As I said, there is T4 Monotherapy, also known as levothyroxine. Levothyroxine is also known as Synthroid. Also included in T4 monotherapy is Levoxyl and Tirosint.
Remember T4 is supposed to convert to T3 which is the active form of thyroid. Often T4 will not efficiently convert to T3. It is common to hear patients say that even on Synthroid or raising their dose, they still feel “hypothyroid.” Also, higher doses of T4 monotherapy can convert to Reverse-T3 instead of T3. Reverse-T3 (RT3) is an inert molecule that has no activity.
Conventional T3 therapy
Conventional T3 therapy is not commonly prescribed. The only option for T3 treatment conventionally is to use the commercially available prescription is Cytomel, which is a very unstable medication because it is instant release upon ingesting.
Taking too high a dose of Cytomel can put pressure on the heart and cause heart palpitations and even a risk to the cardiovascular system. You must be careful with Cytomel dosing because of the risk to the heart. Most docs only prescribe 5 mcg or at the most 10mcg.
Desiccated Thyroid Medications
Desiccated thyroid medication is made from a porcine source. It is pig thyroid gland desiccated (dried) to make thyroid replacement medication. This type of medicine is considered a natural form of thyroid medication.
The good thing about porcine thyroid is that it has T4 and T3 in the same medication. So a patient can get the T4 and the active form of thyroid, T3 at the same time. There are a few name brands to the porcine thyroid:
- Nature Throid
- West Throid
- WP Thyroid
Nature Throid and West Throid are identical medications and are made by the same company, RLC Labs. WP Thyroid is also made by RLC Labs but is made with different fillers such as coconut oil and inulin. Patients that are sensitive to fillers can do better on WP Thyroid, and it can also be chewed up as well as swallowed.
There is also compounded porcine thyroid available from a compounding pharmacy. This is useful if a patient is sensitive to fillers in the commercially available brands of desiccated thyroid. Recently with the backorder of Nature Throid and the rising cost of Armour, compounded thyroid is another option.
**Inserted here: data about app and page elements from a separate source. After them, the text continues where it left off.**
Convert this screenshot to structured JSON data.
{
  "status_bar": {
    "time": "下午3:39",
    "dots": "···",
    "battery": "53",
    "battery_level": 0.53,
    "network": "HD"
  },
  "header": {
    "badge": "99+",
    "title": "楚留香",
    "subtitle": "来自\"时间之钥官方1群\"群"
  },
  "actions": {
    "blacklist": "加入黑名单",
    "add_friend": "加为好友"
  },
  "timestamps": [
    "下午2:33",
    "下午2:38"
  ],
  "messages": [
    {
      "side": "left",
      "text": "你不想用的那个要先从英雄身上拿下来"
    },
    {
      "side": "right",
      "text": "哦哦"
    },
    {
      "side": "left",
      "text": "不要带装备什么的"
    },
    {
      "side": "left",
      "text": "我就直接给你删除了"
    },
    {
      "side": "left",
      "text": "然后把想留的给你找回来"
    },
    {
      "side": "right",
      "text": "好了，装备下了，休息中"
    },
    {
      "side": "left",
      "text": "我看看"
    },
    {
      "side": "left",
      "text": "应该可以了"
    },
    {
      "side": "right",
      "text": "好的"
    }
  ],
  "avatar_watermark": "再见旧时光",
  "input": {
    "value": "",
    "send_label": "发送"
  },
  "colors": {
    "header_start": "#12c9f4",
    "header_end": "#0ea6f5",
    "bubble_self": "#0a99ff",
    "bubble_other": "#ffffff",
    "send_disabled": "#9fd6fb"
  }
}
One drawback of desiccated thyroid medication is the doses all come in a 4:1 ratio of T4 to T3. So 65mg of Nature Throid is equal to 38mcg of T4 and 9mcg of T3. Some patients cannot tolerate the T3 and need lower T3 levels, and some patients need more. So with desiccated thyroid, the T4/T3 ratio cannot be individually tailored to the patients. Also, Desiccated thyroid medication is made from pigs, so it is obviously not a vegetarian option of thyroid medication.
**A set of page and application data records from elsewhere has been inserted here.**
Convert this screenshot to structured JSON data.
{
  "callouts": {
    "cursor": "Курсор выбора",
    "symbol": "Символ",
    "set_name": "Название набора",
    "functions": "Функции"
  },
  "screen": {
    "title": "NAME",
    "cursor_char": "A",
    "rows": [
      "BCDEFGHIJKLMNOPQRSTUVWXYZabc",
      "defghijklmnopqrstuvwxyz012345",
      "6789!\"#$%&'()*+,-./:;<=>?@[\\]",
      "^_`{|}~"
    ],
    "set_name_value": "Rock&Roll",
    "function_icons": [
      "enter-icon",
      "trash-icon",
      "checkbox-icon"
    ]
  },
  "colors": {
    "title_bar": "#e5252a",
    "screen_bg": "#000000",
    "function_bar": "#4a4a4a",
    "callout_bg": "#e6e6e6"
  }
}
Compounded Thyroid (T4/T3 levothyroxine/liothyronine)
The great thing about compounded T4/T3 it is available in any microgram dosing of levothyroxine/liothyronine. The dosage of each hormone can be adjusted independently of the other.
- T4 = Levothyroxine
- T3 = Liothyronine
- Instant release
- Sustained release
In most situations, we prefer to prescribe compounded thyroid because of the dosing flexibility for us and the patient. Compounded porcine and Desiccated thyroid are also great options. We typically do not prescribe any of the T4 Monotherapy medications or Cytomel very often if at all.
If you have any questions, please leave a comment below, or feel free to send an email to firstname.lastname@example.org